Prompt:
What is needed is each line of the data below that holds the string "with".

[Data entries]
————————
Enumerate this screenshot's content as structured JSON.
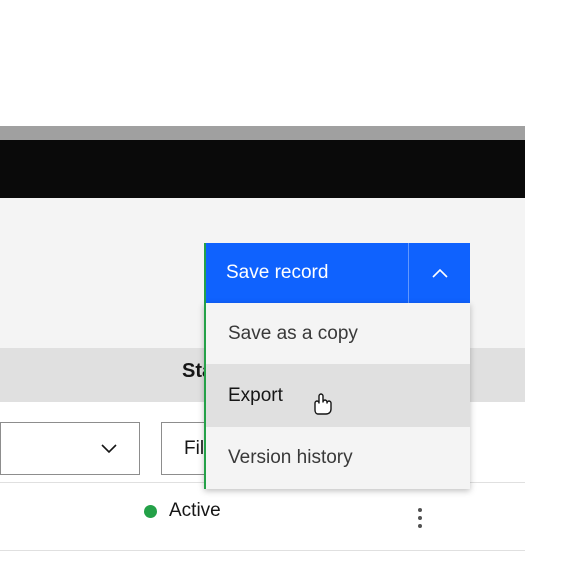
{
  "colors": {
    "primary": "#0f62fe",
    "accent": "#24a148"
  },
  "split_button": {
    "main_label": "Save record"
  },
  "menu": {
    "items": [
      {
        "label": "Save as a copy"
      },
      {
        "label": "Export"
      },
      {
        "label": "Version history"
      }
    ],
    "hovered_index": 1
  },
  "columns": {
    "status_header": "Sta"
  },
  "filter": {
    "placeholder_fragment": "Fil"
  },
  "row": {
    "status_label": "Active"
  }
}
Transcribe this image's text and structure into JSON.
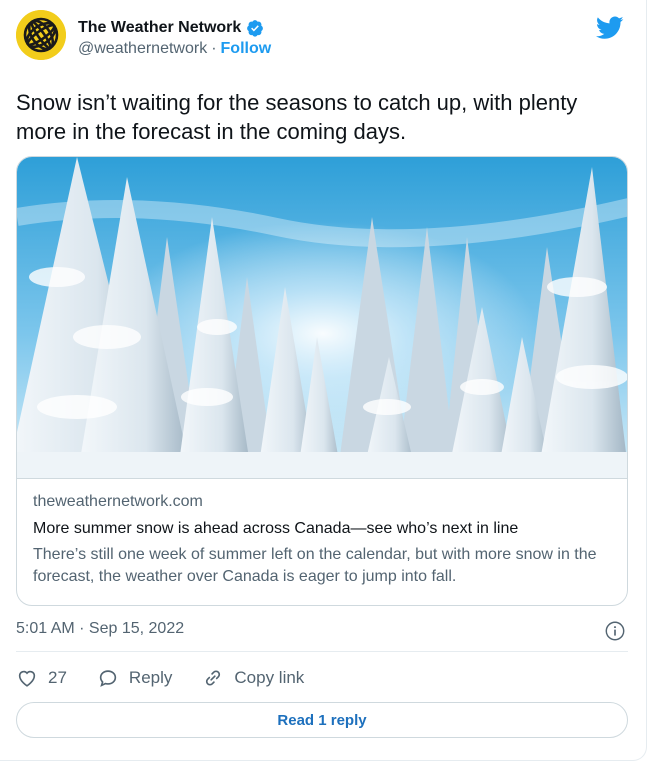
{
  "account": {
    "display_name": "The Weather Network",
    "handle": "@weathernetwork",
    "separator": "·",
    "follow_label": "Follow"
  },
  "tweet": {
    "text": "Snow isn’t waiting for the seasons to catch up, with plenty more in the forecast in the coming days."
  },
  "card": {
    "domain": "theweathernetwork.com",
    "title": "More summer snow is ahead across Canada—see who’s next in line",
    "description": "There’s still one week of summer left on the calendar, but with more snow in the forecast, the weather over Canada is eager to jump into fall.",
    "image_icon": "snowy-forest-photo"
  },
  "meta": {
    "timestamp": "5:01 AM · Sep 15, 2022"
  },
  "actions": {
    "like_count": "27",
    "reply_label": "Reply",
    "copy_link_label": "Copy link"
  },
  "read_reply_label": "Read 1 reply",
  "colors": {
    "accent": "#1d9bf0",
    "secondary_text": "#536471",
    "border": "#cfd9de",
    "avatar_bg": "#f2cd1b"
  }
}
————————
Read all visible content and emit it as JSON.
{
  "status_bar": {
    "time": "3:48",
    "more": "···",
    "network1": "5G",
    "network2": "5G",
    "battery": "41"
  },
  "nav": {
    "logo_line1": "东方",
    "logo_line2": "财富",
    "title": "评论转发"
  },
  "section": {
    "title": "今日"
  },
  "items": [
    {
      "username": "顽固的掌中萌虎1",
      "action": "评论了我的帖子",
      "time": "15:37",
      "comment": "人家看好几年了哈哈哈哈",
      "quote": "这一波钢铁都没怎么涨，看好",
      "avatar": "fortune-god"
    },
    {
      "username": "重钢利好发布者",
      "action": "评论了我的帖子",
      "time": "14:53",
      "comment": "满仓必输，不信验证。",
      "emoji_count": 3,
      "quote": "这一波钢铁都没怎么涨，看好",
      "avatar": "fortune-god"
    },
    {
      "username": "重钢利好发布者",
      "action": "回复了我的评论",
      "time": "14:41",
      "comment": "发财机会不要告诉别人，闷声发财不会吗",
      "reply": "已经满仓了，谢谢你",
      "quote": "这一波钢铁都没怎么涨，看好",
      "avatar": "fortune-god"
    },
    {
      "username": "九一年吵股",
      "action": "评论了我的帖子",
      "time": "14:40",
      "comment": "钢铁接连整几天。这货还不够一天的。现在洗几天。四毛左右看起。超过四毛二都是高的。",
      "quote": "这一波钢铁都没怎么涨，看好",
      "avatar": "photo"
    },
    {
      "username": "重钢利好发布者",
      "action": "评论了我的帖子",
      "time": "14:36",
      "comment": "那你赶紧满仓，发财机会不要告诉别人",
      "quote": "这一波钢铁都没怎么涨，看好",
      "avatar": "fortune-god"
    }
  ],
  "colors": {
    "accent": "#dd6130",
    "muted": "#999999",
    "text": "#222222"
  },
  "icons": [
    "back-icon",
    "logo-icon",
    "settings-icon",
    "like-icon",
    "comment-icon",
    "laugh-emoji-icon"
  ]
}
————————
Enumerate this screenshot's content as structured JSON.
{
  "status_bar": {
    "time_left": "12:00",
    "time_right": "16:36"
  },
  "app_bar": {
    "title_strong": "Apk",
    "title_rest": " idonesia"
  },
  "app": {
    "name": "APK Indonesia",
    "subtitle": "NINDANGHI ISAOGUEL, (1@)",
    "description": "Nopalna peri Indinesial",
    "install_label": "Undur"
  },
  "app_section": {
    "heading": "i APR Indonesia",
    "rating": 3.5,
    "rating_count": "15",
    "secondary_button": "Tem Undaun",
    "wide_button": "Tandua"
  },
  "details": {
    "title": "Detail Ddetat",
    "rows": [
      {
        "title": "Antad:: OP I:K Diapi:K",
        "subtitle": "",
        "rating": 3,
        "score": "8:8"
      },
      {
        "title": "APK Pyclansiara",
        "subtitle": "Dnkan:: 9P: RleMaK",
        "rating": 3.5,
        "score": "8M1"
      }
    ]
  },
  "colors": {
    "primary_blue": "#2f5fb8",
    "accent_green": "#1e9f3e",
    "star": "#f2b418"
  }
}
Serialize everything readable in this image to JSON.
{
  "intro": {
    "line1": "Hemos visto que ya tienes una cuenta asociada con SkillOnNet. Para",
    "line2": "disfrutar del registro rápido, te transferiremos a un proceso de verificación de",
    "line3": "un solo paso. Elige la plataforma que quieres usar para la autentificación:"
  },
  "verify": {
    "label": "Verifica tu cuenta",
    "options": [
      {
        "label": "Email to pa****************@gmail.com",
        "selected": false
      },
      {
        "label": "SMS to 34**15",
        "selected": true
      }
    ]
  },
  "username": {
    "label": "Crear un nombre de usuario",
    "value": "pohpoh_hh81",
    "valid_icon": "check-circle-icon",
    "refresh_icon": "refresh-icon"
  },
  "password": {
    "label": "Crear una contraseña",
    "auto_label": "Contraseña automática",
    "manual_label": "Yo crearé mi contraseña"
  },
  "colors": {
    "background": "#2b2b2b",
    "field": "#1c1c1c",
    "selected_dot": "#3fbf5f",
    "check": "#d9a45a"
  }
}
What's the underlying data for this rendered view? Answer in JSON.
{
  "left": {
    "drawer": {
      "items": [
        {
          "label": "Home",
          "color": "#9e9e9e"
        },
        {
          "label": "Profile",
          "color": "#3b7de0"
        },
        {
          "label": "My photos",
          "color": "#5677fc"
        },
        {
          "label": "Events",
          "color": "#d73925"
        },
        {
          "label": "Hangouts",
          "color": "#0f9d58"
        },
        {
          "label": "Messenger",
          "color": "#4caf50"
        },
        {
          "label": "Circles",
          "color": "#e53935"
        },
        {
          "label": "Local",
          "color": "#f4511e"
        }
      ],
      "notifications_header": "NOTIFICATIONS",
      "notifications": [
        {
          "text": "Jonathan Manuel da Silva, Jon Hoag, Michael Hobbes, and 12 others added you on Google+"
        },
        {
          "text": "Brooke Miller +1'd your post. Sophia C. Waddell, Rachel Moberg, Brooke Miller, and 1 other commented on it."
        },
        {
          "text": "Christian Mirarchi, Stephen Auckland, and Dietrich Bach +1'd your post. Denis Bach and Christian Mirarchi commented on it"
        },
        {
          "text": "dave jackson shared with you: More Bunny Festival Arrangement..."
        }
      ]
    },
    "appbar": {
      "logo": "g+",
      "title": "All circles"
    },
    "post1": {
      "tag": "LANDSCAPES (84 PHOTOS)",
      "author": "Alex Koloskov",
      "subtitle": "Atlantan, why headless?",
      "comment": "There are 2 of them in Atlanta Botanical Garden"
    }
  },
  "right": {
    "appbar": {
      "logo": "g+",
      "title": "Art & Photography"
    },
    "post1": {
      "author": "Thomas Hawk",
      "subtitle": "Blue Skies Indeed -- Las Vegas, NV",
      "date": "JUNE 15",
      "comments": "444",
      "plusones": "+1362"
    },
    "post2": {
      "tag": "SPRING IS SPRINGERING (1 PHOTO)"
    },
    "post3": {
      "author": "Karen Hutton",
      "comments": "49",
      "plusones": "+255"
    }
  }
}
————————
Result of this exercise:
    "text": "Snow isn’t waiting for the seasons to catch up, with plenty more in the forecast in the coming days."
    "description": "There’s still one week of summer left on the calendar, but with more snow in the forecast, the weather over Canada is eager to jump into fall.",
          "text": "dave jackson shared with you: More Bunny Festival Arrangement..."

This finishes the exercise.